BAKERSFIELD — Just before daybreak on Aug. 3, 1984, Jim and Cindy Meek took care of one last bit of business before becoming fugitives from the law. With a piece of lettuce, Jim lured Crip, the pet tortoise he'd had since childhood, out from under the house and loaded him into the Ford Courier pickup-camper hidden in the Meeks' garage.
Then, before the neighbors were up and about, the Meeks slipped out of town and headed north.
Their cargo included two dogs, $13,000 in cash (most of it from a second mortgage on their home), their TV and VCR, a few treasured mementos--and their foster child, 3-year-old Joseph Turner, for whom they had been waging what they believed to be a losing battle for custody.
On Aug. 20, when the Meeks did not show up for a scheduled court hearing, Kern County Superior Court Judge Henry E. Bianchi issued a warrant for their arrest. The charge: felony child stealing. The Meeks, if caught, faced a maximum of four years in prison and $10,000 in fines.
Today, back in Bakersfield after hopscotching across the Western United States and Canada and living under assumed names during 14 months on the run, the Meeks are now Joey's legal guardians. If all goes according to their plans, they will also be his adoptive parents before the boy turns 6 in June.
But the Meeks' decision to take the law into their own hands angered authorities, shocked family and friends, and posed a dilemma even for the attorney who handled their case. "Was this a bold move to protect a child, or was it a criminal act? It's a real fine line," says Christian Van Deusen, the lawyer who represented the Meeks through much of their contest with the law.
When the couple left notes telling friends and relatives they were about to become fugitives because they "couldn't bear to give up the baby," Jim and Cindy Meek were solid citizens, hometown kids who for the eight years of their marriage had scrimped and saved toward a secure financial future.
They left behind five properties in which they had a total equity of $133,000; four would be foreclosed on. They also left behind the comfortable life style afforded them by Jim's $43,000-a-year superintendent's job with a company that services oil wells.
"It cost us everything we had," Cindy said, adding, "I didn't think about what we were giving up, or what we would become. I had just one goal in mind."

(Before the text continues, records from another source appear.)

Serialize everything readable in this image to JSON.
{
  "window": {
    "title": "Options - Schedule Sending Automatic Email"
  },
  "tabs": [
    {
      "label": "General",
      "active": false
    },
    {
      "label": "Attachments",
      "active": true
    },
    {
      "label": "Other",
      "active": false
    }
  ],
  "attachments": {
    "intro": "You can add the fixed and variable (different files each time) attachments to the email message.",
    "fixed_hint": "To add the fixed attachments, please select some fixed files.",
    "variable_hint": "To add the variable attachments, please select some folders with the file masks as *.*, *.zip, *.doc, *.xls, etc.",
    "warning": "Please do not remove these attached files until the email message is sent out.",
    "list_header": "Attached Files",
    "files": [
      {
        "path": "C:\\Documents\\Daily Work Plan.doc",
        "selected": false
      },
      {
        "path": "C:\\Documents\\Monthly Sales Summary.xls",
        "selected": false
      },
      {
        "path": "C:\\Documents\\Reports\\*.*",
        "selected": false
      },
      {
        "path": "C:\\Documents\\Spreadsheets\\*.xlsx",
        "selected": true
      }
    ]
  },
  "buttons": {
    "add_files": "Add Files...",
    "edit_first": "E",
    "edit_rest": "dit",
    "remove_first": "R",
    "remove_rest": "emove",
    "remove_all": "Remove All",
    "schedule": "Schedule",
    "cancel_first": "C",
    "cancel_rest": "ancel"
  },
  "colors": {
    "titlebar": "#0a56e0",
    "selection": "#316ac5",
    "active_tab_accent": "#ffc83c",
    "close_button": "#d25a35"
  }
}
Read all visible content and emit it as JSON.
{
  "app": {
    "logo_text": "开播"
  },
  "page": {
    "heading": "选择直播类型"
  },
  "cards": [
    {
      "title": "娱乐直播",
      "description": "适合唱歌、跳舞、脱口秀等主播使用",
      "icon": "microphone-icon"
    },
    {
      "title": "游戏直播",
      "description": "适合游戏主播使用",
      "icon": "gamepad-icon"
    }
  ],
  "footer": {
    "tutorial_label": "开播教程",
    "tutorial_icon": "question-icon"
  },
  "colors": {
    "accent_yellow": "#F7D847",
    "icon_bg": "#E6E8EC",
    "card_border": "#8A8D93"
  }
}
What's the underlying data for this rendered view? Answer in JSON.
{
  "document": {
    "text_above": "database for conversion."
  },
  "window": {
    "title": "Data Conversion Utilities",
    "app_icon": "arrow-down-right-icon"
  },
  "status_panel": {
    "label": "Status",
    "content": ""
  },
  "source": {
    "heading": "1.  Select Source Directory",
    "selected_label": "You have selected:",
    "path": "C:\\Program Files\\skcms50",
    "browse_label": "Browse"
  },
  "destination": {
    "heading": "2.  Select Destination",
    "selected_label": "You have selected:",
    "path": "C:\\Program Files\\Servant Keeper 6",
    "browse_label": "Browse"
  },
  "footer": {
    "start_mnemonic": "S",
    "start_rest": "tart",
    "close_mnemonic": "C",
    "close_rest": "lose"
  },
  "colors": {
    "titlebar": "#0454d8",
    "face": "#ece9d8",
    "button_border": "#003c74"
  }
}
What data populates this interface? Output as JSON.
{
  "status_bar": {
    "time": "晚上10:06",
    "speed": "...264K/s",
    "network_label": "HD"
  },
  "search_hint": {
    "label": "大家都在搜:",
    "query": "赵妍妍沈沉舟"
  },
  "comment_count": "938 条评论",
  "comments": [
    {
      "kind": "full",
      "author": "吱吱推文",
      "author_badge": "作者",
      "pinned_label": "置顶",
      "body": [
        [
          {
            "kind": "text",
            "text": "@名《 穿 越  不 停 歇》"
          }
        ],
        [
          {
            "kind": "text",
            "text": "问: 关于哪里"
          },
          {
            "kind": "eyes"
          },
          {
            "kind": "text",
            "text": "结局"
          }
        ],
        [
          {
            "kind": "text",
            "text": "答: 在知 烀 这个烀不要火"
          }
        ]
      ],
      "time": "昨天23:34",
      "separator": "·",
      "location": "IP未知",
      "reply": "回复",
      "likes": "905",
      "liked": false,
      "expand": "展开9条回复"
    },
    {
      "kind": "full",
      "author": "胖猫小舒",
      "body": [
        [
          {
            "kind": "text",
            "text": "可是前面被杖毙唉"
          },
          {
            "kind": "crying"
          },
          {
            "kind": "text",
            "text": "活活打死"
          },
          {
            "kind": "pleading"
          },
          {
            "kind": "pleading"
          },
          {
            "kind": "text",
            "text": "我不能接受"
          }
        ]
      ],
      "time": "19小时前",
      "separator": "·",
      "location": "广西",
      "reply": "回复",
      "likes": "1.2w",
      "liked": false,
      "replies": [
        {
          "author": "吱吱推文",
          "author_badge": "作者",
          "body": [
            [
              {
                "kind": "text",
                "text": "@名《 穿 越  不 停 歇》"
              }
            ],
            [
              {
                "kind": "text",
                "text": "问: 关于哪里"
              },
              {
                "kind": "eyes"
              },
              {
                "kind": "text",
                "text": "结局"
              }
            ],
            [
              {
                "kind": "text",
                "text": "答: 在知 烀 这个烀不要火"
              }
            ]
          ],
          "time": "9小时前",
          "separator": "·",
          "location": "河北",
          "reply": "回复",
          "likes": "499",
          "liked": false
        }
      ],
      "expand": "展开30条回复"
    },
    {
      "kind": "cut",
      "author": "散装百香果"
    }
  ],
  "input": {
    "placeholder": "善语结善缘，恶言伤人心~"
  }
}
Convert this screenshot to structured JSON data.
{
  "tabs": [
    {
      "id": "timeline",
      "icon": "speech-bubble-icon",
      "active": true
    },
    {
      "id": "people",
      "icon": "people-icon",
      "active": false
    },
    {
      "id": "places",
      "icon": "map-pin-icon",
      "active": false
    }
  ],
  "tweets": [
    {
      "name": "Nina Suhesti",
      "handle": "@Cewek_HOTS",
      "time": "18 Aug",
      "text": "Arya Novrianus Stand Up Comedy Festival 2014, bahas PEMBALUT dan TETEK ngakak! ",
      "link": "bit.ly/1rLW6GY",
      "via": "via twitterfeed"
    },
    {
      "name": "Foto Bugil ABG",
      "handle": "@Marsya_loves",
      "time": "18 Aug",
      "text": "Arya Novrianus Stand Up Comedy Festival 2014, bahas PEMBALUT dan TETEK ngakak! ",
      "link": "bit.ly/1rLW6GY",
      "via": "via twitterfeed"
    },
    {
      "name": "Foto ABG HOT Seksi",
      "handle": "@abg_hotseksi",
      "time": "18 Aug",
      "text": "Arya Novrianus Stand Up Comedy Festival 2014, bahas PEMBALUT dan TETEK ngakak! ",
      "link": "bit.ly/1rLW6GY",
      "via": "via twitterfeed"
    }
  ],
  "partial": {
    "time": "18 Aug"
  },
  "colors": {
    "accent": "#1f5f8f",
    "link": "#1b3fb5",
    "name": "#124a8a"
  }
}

Making the Decision
There had been hours of soul-searching, Jim said. "Were we leaving for the right purpose? Were we being selfish, or was Joey better off with us? In our minds, we knew. I had always wanted security, but I didn't think twice about giving it all up."
In June of 1985, the Meeks, homesick and broke, contacted Van Deusen, a Santa Ana adoption attorney. Eventually, he and co-counsel Lee Felice of Bakersfield negotiated a plea bargain under which the Meeks pleaded guilty to misdemeanor child stealing and received three years' probation. On Oct. 11, 1985 they came home to Bakersfield to renew their fight for Joey in the courts.
That fight took a year but, by last December, the Meeks had convinced the court that they were the child's "psychological parents," that the months as a family in hiding had cemented the bond. They were made Joey's legal guardians, and they hope the adoption will become final next month.
But others, including a lawyer for Joey's birth mother and some of the social workers for the Kern County Department of Human Services who early on opposed the Meeks in their fight, have questioned both their suitability as parents and the morality of rewarding them for breaking the law.
Jay Christopher Smith, the court-appointed attorney for Jerry Lynn Turner Hernandez, Joey's mother, asks, "What are we saying to people--kidnap the child if you have to? Delay, delay, delay and then we'll let you have the child because now he's bonded to you? That stinks. There are a lot of people out there who want children and will do all sorts of crazy things."
When Jim Meek, now 32, and Cynthia Meek, 29, childless after six years of marriage, were told by doctors that they could not have children, they thought of adoption and, as a first step, decided to take a foster child--"to see if we could love someone else's child like our own," Cindy said. Joey, then 13 months old, was placed in their home in July of 1982.
The blond, brown-eyed child, diagnosed as "developmentally delayed," had been removed from another foster home. A dependent of the Juvenile Court, he had been placed in protective custody at his mother's request in November, 1981, when he was 5 months old, after she had run away with him from the Bakersfield foster home where she was living.
She was only 17. At the time she contacted authorities, she and the baby were sharing a motel room in nearby Wasco with Turner's girlfriend and she had one jar of baby food and no money, according to court documents.